Chedabucto Bay was formed by the drowning of part of an ancient river system and owes its origin and shape to position of the Chedabucto Fault, which runs across central Nova Scotia from the Bay of Fundy to the Canso peninsula.[1]


1744 map of Chedabucto Bay


Merchants in La Rochelle, France enjoyed a fishing monopoly in Acadia and formed the Company of Acadia which established a small fortification on Chedabucto Bay named Fort St. Louis.[2] The principal ports were at Chedabucto, which accounted for fifty fishers in 1686. In 1690, Captain Cyprian Southack proceeded to Chedabucto to take Fort St. Louis at the present-day village of Guysborough which, unlike Port-Royal, put up a fight before surrendering.<[3] The company encountered a variety of difficulties on the way to its final disappearance in 1702.[4]


On Wednesday, February 4, 1970 the Liberian-registered tanker Arrow ran aground on Cerberus Rock with a cargo of 108,000 barrels (17,200 m3) barrels of Bunker C fuel and split in two. A large oil spill contaminated the waters of the bay as well as 190 miles (310 km) of the 375 statute miles (604 km) shoreline.[5] However, ever since the oil was largely cleaned up by both Human cleanup crews and natural processes, the sunk Tanker has proven to be largely positive for the local wildlife- providing sanctuary for many sea creatures and a home for a vast variety of aquatic plant life.
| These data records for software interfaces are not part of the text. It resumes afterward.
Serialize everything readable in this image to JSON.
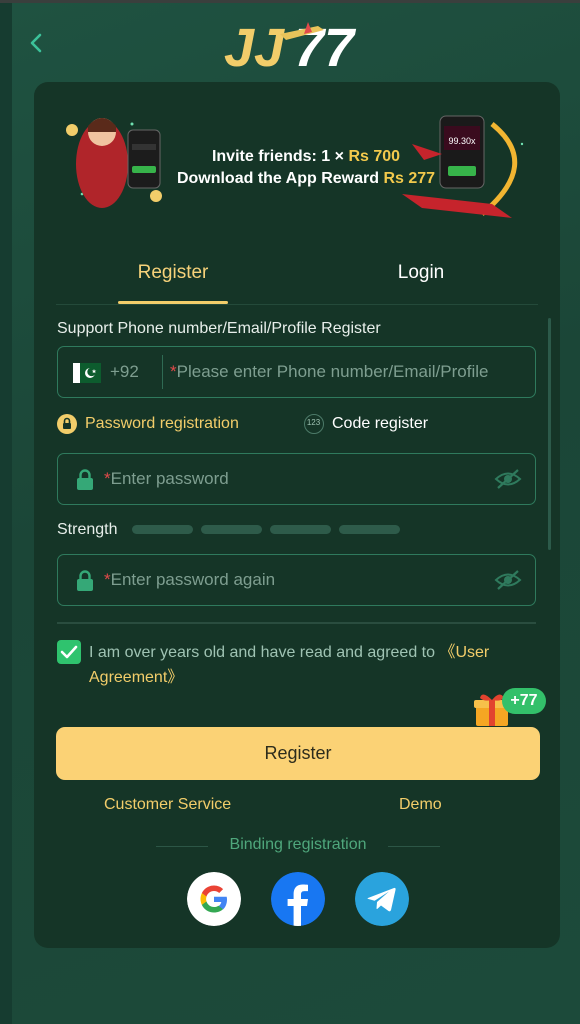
{
  "header": {
    "back_icon": "chevron-left-icon",
    "logo_text": "JJ77"
  },
  "banner": {
    "line1_prefix": "Invite friends: 1 × ",
    "line1_amount": "Rs 700",
    "line2_prefix": "Download the App Reward ",
    "line2_amount": "Rs 277"
  },
  "tabs": [
    {
      "label": "Register"
    },
    {
      "label": "Login"
    }
  ],
  "form": {
    "account_label": "Support Phone number/Email/Profile Register",
    "country_code": "+92",
    "account_placeholder": "Please enter Phone number/Email/Profile",
    "mode_password": "Password registration",
    "mode_code": "Code register",
    "mode_code_icon_text": "123",
    "password_placeholder": "Enter password",
    "strength_label": "Strength",
    "confirm_placeholder": "Enter password again",
    "required_mark": "*"
  },
  "agreement": {
    "text": "I am over years old and have read and agreed to ",
    "link": "《User Agreement》",
    "checked": true
  },
  "register_button": "Register",
  "reward_badge": "+77",
  "links": {
    "customer_service": "Customer Service",
    "demo": "Demo"
  },
  "binding": {
    "label": "Binding registration"
  },
  "social": [
    "google-icon",
    "facebook-icon",
    "telegram-icon"
  ],
  "colors": {
    "accent": "#f2cd6a",
    "card": "#153527",
    "button": "#fbd275",
    "check": "#2fc36e"
  }
}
Notable people[edit]

See also[edit]


  1. ^ Chedabucto Bay Geology Archived September 8, 2009, at the Wayback Machine
  2. ^ Dunn, Brenda (2004). A History of Port-Royal-Annapolis Royal, 1605-1800. Nimbus. p. 29. ISBN 978-1-55109-740-4.
  3. ^ Dunn (2004), p. 39.
  4. ^ Daigle, Jean (1994). "1650–1686: 'Un Pays Qui n'Est Pas Fait'". In Phillip Buckner; John G. Reid (eds.). The Atlantic Region to Confederation: A History. University of Toronto Press. p. 74. ISBN 978-1-4875-1676-5. JSTOR 10.3138/j.ctt15jjfrm.10.
  5. ^ Environment Canada, Liberian Tanker Arrow Archived June 11, 2011, at the Wayback Machine
  6. ^ Smith, Emma (26 February 2021). "New book brings to light legacy of civil rights crusader Pearleen Oliver". CBC. Retrieved 30 March 2023.

45°23′33.59″N 61°18′13.36″W / 45.3926639°N 61.3037111°W / 45.3926639; -61.3037111 (Chedabucto Bay)